    Giant crack on Washington's Rattlesnake Ridge prompts evacuations

    http://abcnews.go.com/US/giant-crack-washingtons-rattlesnake-ridge-prompts-evacuations/story?id=52136870
  • bro4bro

    Posts: 1903

    Jan 05, 2018 6:13 PM GMT
    The quake at St. Helens is related to building volcanic pressure, not tectonic activity. Granted, there's a relationship between tectonics and volcanics but not a direct one when it comes to specific earthquake events. Over the past 500+ years Mount St. Helens is known to have a major eruption about once every hundred years; the shortest period between major eruptions was 57 years (1800-1857). The last big eruption was in 1980 so it's now been 37 years. We should expect earthquake activity to increase as it builds toward the next blowout.

    The Rattlesnake Ridge fissure is also not related to tectonics. It's soft sediment deformation - a shifting of the soil as it's pulled slowly downhill by gravity, like a glacier of mud. It's a very common occurrence on steep hillsides with a thick soil base. In LA County, the south side of the Palos Verdes Peninsula is well known to experience this kind of soil slump; real estate values in that area are depressed as a result (because one day your yard is going to slide right out from under the house), and the road bed at Portuguese Bend has to be re-engineered every few years.
  • Triggerman

    Posts: 611

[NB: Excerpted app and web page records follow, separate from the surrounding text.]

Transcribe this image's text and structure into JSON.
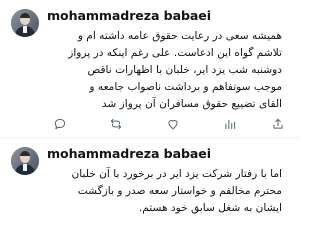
{
  "tweets": [
    {
      "username": "mohammadreza babaei",
      "lines": [
        "همیشه سعی در رعایت حقوق عامه داشته ام و",
        "تلاشم گواه این ادعاست. علی رغم اینکه در پرواز",
        "دوشنبه شب یزد ایر، خلبان با اظهارات ناقص",
        "موجب سوتفاهم و برداشت ناصواب جامعه و",
        "القای تضییع حقوق مسافران آن پرواز شد"
      ],
      "actions": [
        "reply-icon",
        "retweet-icon",
        "like-icon",
        "views-icon",
        "share-icon"
      ]
    },
    {
      "username": "mohammadreza babaei",
      "lines": [
        "اما با رفتار شرکت یزد ایر در برخورد با آن خلبان",
        "محترم مخالفم و خواستار سعه صدر و بازگشت",
        "ایشان به شغل سابق خود هستم."
      ]
    }
  ],
  "colors": {
    "text": "#0f1419",
    "icon": "#536471",
    "divider": "#eff3f4"
  }
}
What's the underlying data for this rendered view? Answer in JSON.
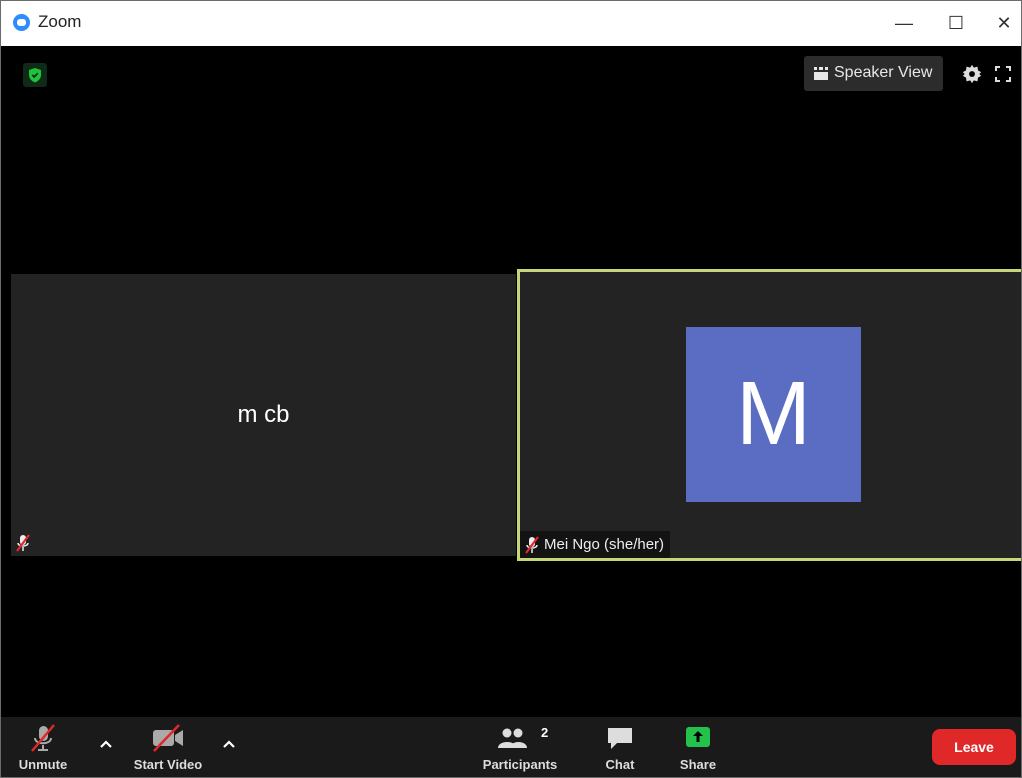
{
  "window": {
    "title": "Zoom",
    "min_glyph": "—",
    "max_glyph": "☐",
    "close_glyph": "✕",
    "brand_color": "#2d8cff"
  },
  "topbar": {
    "security_icon": "shield-check-icon",
    "security_color": "#1ec33c",
    "view_label": "Speaker View",
    "settings_icon": "gear-icon",
    "fullscreen_icon": "fullscreen-icon"
  },
  "tiles": [
    {
      "name": "m cb",
      "muted": true,
      "video": false,
      "active_speaker": false
    },
    {
      "name": "Mei Ngo (she/her)",
      "avatar_letter": "M",
      "avatar_color": "#5b6dc2",
      "muted": true,
      "video": false,
      "active_speaker": true,
      "highlight_color": "#c6d77a"
    }
  ],
  "toolbar": {
    "unmute_label": "Unmute",
    "start_video_label": "Start Video",
    "participants_label": "Participants",
    "participants_count": "2",
    "chat_label": "Chat",
    "share_label": "Share",
    "share_color": "#22c24b",
    "leave_label": "Leave",
    "leave_color": "#e02828"
  }
}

    Jan 06, 2018 6:58 AM GMT
    The Pacific plate is always moving. I grew up in San Francisco. Grinding slowly till it bursts.